| Interface dataset entries |

┄┄┄┄┄┄┄┄┄┄┄┄┄┄┄┄┄┄┄┄

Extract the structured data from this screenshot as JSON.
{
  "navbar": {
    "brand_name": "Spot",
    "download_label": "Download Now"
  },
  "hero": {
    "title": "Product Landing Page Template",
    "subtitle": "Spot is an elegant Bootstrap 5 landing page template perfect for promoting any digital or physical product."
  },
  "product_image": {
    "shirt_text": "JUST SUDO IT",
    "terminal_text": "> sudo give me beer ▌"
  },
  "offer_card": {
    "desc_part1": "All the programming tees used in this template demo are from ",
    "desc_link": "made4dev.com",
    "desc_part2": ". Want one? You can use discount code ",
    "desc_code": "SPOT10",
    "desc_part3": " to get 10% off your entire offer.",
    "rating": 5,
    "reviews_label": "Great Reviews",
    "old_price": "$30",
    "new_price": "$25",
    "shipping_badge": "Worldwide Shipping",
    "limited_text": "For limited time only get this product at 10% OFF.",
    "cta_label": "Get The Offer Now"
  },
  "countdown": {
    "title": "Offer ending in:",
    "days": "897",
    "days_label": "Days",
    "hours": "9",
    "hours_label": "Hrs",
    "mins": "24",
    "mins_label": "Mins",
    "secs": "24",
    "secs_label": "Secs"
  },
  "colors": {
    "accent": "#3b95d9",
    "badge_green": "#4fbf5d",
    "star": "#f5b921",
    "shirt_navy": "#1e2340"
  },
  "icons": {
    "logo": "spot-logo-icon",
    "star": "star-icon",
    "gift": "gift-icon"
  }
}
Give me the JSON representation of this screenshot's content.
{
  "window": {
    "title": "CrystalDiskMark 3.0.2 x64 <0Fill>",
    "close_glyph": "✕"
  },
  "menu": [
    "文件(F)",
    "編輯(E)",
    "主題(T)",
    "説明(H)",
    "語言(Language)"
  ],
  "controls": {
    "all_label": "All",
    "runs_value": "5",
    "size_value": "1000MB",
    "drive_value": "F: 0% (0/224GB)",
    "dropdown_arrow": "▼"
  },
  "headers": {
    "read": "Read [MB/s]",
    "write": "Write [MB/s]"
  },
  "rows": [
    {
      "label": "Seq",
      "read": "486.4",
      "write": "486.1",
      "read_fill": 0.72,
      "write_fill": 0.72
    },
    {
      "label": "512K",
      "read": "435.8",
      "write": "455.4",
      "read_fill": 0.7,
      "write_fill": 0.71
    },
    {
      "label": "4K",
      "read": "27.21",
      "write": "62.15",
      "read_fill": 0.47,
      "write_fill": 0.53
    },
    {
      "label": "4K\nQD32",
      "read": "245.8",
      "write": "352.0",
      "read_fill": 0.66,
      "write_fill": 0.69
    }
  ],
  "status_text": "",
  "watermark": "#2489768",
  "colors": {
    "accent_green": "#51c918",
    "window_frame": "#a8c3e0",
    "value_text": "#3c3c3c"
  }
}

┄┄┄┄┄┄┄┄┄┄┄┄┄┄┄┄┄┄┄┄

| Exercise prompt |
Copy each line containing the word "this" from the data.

| Task solution |
Extract the structured data from this screenshot as JSON.
    "desc_part1": "All the programming tees used in this template demo are from ",
    "limited_text": "For limited time only get this product at 10% OFF.",
Give me the JSON representation of this screenshot's content.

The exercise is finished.